How Sports Data Helps Drive Business Success

Reading time: 3 mins

Meet the Experts

Key Takeaways

⇨ Organizations must find input metrics that are predictive of output metrics.

⇨ One data stream isn't sufficient to make a good decision.

⇨ Data must be provided with context to be properly understood.

During the day 2 keynote of SAPinsider 2024, attendees heard from Executive Chairman of Catapult Sports Adir Shiffman, about how sports teams  worldwide are using data to keep players healthy, maximize performance, drive decision making, and help win championships. What made the conversation relevant to attendees, was that Shiffman provided examples of how businesses can use the same techniques within their own organizations. Achieving this is about understanding the right data to capture, and then extracting the most valuable, actionable insights.

One of the main goals for any sports team is to avoid injuries to athletes. The two types of injuries that athletes incur are soft tissue injuries and impact injuries. Since impact injuries are almost impossible to predict, Catapult Sports focuses on predicting soft tissue injuries. However, an injury is an output metric and that is typically hard to measure, so it is important to find input metrics that are predictive of those output metrics. With the right input metrics, teams can make informed decisions about when to play or rest the athletes.

This same methodology can be applied to business data. For example, in a consumer e-commerce business it is difficult to link brand advertising to sales. While pressure is typically applied around sales, the output metric, it can be far more beneficial to focus on brand searches, the input metric. Just as in sports, focusing on the input metrics is crucial if the organization is to drive better output metrics.

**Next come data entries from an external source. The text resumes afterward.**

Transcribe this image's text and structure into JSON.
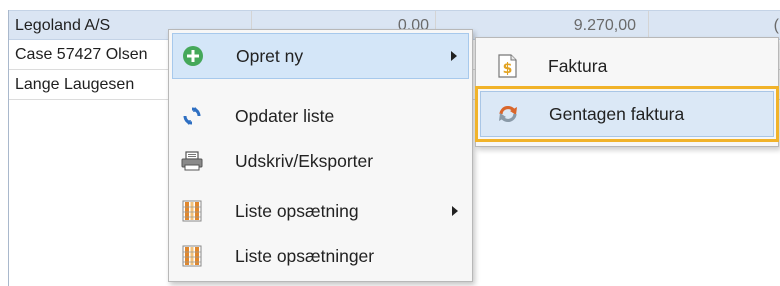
{
  "grid": {
    "rows": [
      {
        "name": "Legoland A/S",
        "col2": "0,00",
        "col3": "9.270,00",
        "col4": "("
      },
      {
        "name": "Case 57427 Olsen",
        "col2": "",
        "col3": "",
        "col4": ""
      },
      {
        "name": "Lange Laugesen",
        "col2": "",
        "col3": "",
        "col4": ""
      }
    ]
  },
  "context_menu": {
    "items": [
      {
        "label": "Opret ny",
        "icon": "add-circle-icon",
        "has_submenu": true,
        "active": true
      },
      {
        "label": "Opdater liste",
        "icon": "refresh-icon",
        "has_submenu": false
      },
      {
        "label": "Udskriv/Eksporter",
        "icon": "printer-icon",
        "has_submenu": false
      },
      {
        "label": "Liste opsætning",
        "icon": "columns-icon",
        "has_submenu": true
      },
      {
        "label": "Liste opsætninger",
        "icon": "columns-icon",
        "has_submenu": false
      }
    ]
  },
  "submenu": {
    "items": [
      {
        "label": "Faktura",
        "icon": "invoice-icon"
      },
      {
        "label": "Gentagen faktura",
        "icon": "recurring-icon",
        "active": true
      }
    ]
  },
  "colors": {
    "selected_row": "#dae5f3",
    "menu_hover": "#d4e6f8",
    "highlight_outline": "#f1b32a",
    "add_icon_green": "#45a85a",
    "refresh_icon_blue": "#2e6fc2",
    "recurring_icon_orange": "#d9662b"
  }
}
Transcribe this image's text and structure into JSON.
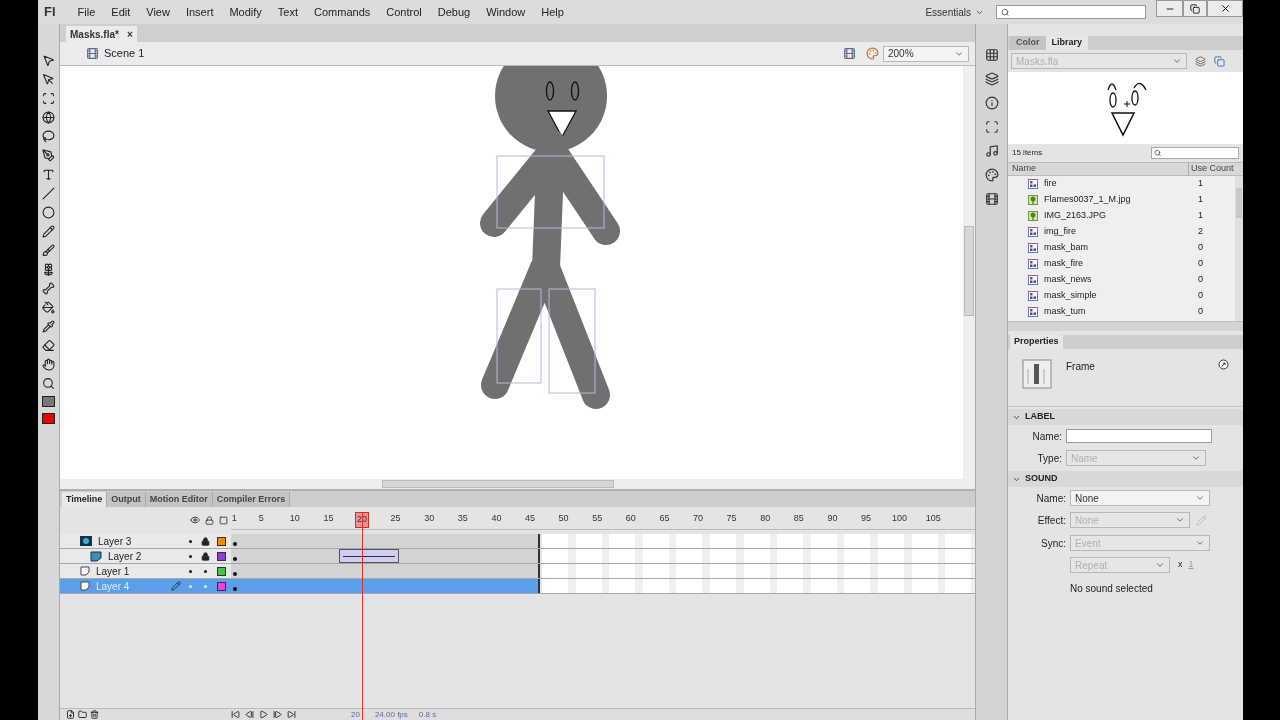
{
  "app": {
    "logo": "Fl"
  },
  "menu": [
    "File",
    "Edit",
    "View",
    "Insert",
    "Modify",
    "Text",
    "Commands",
    "Control",
    "Debug",
    "Window",
    "Help"
  ],
  "workspace": {
    "label": "Essentials"
  },
  "document_tab": {
    "title": "Masks.fla*",
    "close": "×"
  },
  "scene": {
    "name": "Scene 1",
    "zoom": "200%"
  },
  "timeline": {
    "tabs": [
      {
        "label": "Timeline",
        "selected": true
      },
      {
        "label": "Output",
        "selected": false
      },
      {
        "label": "Motion Editor",
        "selected": false
      },
      {
        "label": "Compiler Errors",
        "selected": false
      }
    ],
    "ruler": [
      {
        "label": "1",
        "selected": false
      },
      {
        "label": "5",
        "selected": false
      },
      {
        "label": "10",
        "selected": false
      },
      {
        "label": "15",
        "selected": false
      },
      {
        "label": "20",
        "selected": true
      },
      {
        "label": "25",
        "selected": false
      },
      {
        "label": "30",
        "selected": false
      },
      {
        "label": "35",
        "selected": false
      },
      {
        "label": "40",
        "selected": false
      },
      {
        "label": "45",
        "selected": false
      },
      {
        "label": "50",
        "selected": false
      },
      {
        "label": "55",
        "selected": false
      },
      {
        "label": "60",
        "selected": false
      },
      {
        "label": "65",
        "selected": false
      },
      {
        "label": "70",
        "selected": false
      },
      {
        "label": "75",
        "selected": false
      },
      {
        "label": "80",
        "selected": false
      },
      {
        "label": "85",
        "selected": false
      },
      {
        "label": "90",
        "selected": false
      },
      {
        "label": "95",
        "selected": false
      },
      {
        "label": "100",
        "selected": false
      },
      {
        "label": "105",
        "selected": false
      }
    ],
    "layers": [
      {
        "name": "Layer 3",
        "kind": "mask",
        "locked": true,
        "color": "#f08a00",
        "selected": false,
        "tween": false,
        "children": [
          {
            "name": "Layer 2",
            "kind": "masked",
            "locked": true,
            "color": "#9040d0",
            "selected": false,
            "tween": true
          }
        ]
      },
      {
        "name": "Layer 1",
        "kind": "normal",
        "locked": false,
        "color": "#40c840",
        "selected": false,
        "tween": false
      },
      {
        "name": "Layer 4",
        "kind": "normal",
        "locked": false,
        "color": "#f040e0",
        "selected": true,
        "tween": false
      }
    ],
    "status": {
      "frame": "20",
      "fps": "24.00 fps",
      "time": "0.8 s"
    }
  },
  "panels": {
    "tabs": [
      {
        "label": "Color",
        "selected": false
      },
      {
        "label": "Library",
        "selected": true
      }
    ]
  },
  "library": {
    "document": "Masks.fla",
    "count": "15 items",
    "columns": [
      "Name",
      "Use Count"
    ],
    "items": [
      {
        "name": "fire",
        "kind": "symbol",
        "use_count": "1"
      },
      {
        "name": "Flames0037_1_M.jpg",
        "kind": "bitmap",
        "use_count": "1"
      },
      {
        "name": "IMG_2163.JPG",
        "kind": "bitmap",
        "use_count": "1"
      },
      {
        "name": "img_fire",
        "kind": "symbol",
        "use_count": "2"
      },
      {
        "name": "mask_bam",
        "kind": "symbol",
        "use_count": "0"
      },
      {
        "name": "mask_fire",
        "kind": "symbol",
        "use_count": "0"
      },
      {
        "name": "mask_news",
        "kind": "symbol",
        "use_count": "0"
      },
      {
        "name": "mask_simple",
        "kind": "symbol",
        "use_count": "0"
      },
      {
        "name": "mask_tum",
        "kind": "symbol",
        "use_count": "0"
      }
    ]
  },
  "properties": {
    "title": "Properties",
    "object": "Frame",
    "label_section": {
      "title": "LABEL",
      "name_label": "Name:",
      "type_label": "Type:",
      "type_value": "Name"
    },
    "sound_section": {
      "title": "SOUND",
      "name_label": "Name:",
      "name_value": "None",
      "effect_label": "Effect:",
      "effect_value": "None",
      "sync_label": "Sync:",
      "sync_value": "Event",
      "repeat_value": "Repeat",
      "times_sign": "x",
      "repeat_count": "1",
      "note": "No sound selected"
    }
  }
}
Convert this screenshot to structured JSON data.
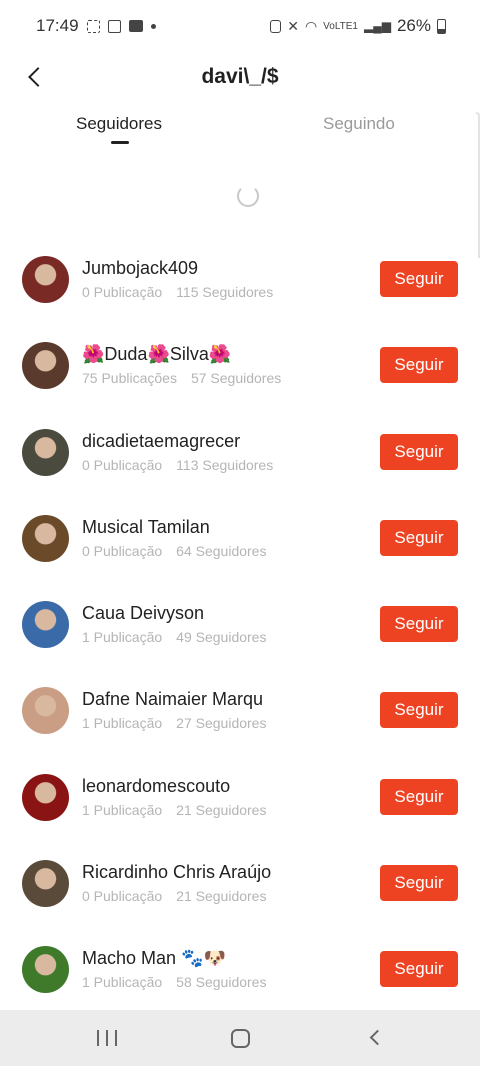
{
  "status": {
    "time": "17:49",
    "network": "VoLTE1",
    "battery": "26%"
  },
  "header": {
    "title": "davi\\_/$",
    "back_icon": "chevron-left-icon"
  },
  "tabs": {
    "followers": "Seguidores",
    "following": "Seguindo",
    "active": "followers"
  },
  "follow_label": "Seguir",
  "accent_color": "#ee4323",
  "users": [
    {
      "name": "Jumbojack409",
      "posts": "0 Publicação",
      "followers": "115 Seguidores",
      "avatar_color": "#7a2a24"
    },
    {
      "name": "🌺Duda🌺Silva🌺",
      "posts": "75 Publicações",
      "followers": "57 Seguidores",
      "avatar_color": "#5a3a2c"
    },
    {
      "name": "dicadietaemagrecer",
      "posts": "0 Publicação",
      "followers": "113 Seguidores",
      "avatar_color": "#4a4a3e"
    },
    {
      "name": "Musical Tamilan",
      "posts": "0 Publicação",
      "followers": "64 Seguidores",
      "avatar_color": "#6b4a2a"
    },
    {
      "name": "Caua Deivyson",
      "posts": "1 Publicação",
      "followers": "49 Seguidores",
      "avatar_color": "#3a6aa8"
    },
    {
      "name": "Dafne Naimaier Marqu",
      "posts": "1 Publicação",
      "followers": "27 Seguidores",
      "avatar_color": "#c99e84"
    },
    {
      "name": "leonardomescouto",
      "posts": "1 Publicação",
      "followers": "21 Seguidores",
      "avatar_color": "#8a1414"
    },
    {
      "name": "Ricardinho Chris Araújo",
      "posts": "0 Publicação",
      "followers": "21 Seguidores",
      "avatar_color": "#5a4a3a"
    },
    {
      "name": "Macho Man 🐾🐶",
      "posts": "1 Publicação",
      "followers": "58 Seguidores",
      "avatar_color": "#3e7a2a"
    }
  ]
}
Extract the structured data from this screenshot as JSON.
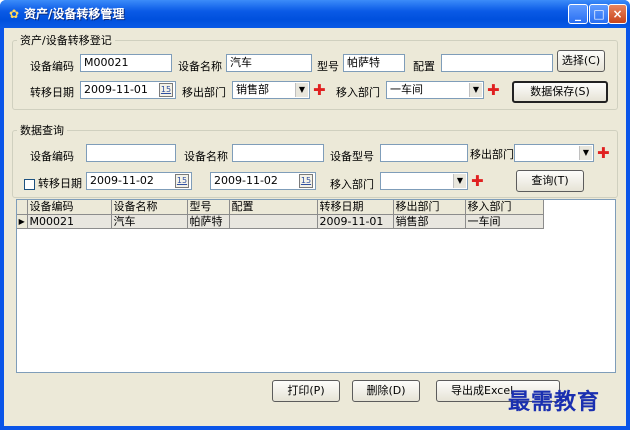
{
  "window": {
    "title": "资产/设备转移管理",
    "icon": "app-gear-icon"
  },
  "registration": {
    "legend": "资产/设备转移登记",
    "code_label": "设备编码",
    "code_value": "M00021",
    "name_label": "设备名称",
    "name_value": "汽车",
    "model_label": "型号",
    "model_value": "帕萨特",
    "config_label": "配置",
    "config_value": "",
    "select_button": "选择(C)",
    "date_label": "转移日期",
    "date_value": "2009-11-01",
    "out_dept_label": "移出部门",
    "out_dept_value": "销售部",
    "in_dept_label": "移入部门",
    "in_dept_value": "一车间",
    "save_button": "数据保存(S)"
  },
  "query": {
    "legend": "数据查询",
    "code_label": "设备编码",
    "code_value": "",
    "name_label": "设备名称",
    "name_value": "",
    "model_label": "设备型号",
    "model_value": "",
    "out_dept_label": "移出部门",
    "out_dept_value": "",
    "date_label": "转移日期",
    "date_checked": false,
    "date_from": "2009-11-02",
    "date_to": "2009-11-02",
    "in_dept_label": "移入部门",
    "in_dept_value": "",
    "query_button": "查询(T)"
  },
  "grid": {
    "columns": [
      "设备编码",
      "设备名称",
      "型号",
      "配置",
      "转移日期",
      "移出部门",
      "移入部门"
    ],
    "rows": [
      [
        "M00021",
        "汽车",
        "帕萨特",
        "",
        "2009-11-01",
        "销售部",
        "一车间"
      ]
    ]
  },
  "footer": {
    "print_button": "打印(P)",
    "delete_button": "删除(D)",
    "export_button": "导出成Excel",
    "watermark": "最需教育"
  },
  "colors": {
    "titlebar": "#0a5ae6",
    "client": "#ece9d8",
    "watermark": "#1a2fb0",
    "add_icon": "#e02020"
  }
}
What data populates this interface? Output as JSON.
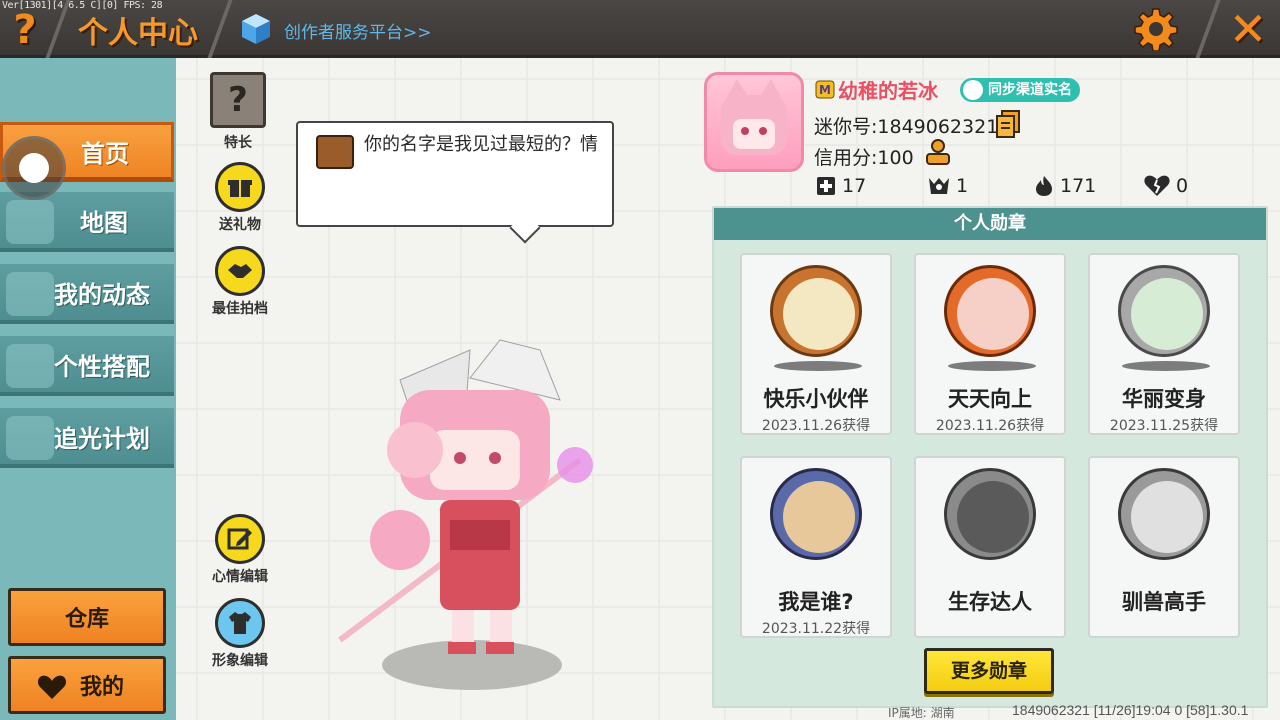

However, there is often significant friction between having data and individuals that have significant experience or expertise. This is because those with expertise often do not want to accept the conclusions drawn from examining the data. The way to overcome this friction is for both sides to respect each other. Data alone will not provide all the answers, but it will provide deep insight and context. Those with experience and expertise cannot be dismissive of the data or they will be beaten, in a sports context, by those that know how to use it.

In another sports example, one data stream isn’t enough to be able to understand what is going on. For example, looking at the video of a player’s performance from a specific play can only provide so much information on the performance in that play. One good data stream may be better than having no information, but it is still just one data stream. Organizations need to source other data streams before they can make a more informed decision.

The last point Shiffman made was about how to contextualize data for more senior members of organizations. An analyst or data scientist may have great information, but providing that to a coach without context means the coach doesn’t understand the context behind the data and h doesn’t understand the true value of the data. What is important is providing the story, or the context, in a way that matters. The lesson is that to communicate what matters it is necessary to tell a compelling story.

In many organizations, there is corporate wisdom that people generally believe is true and make decisions based on that wisdom. This happens when an organization thinks they know which metrics are the most important in decision making. However, this usually means that the metrics are not fully understood. It is possible to overlook important information because accepted truths are used that aren’t being questioned. This is where the data itself is not providing the solution, but what is correlated with that data that provides the ultimate benefit.

More Resources

See All Related Content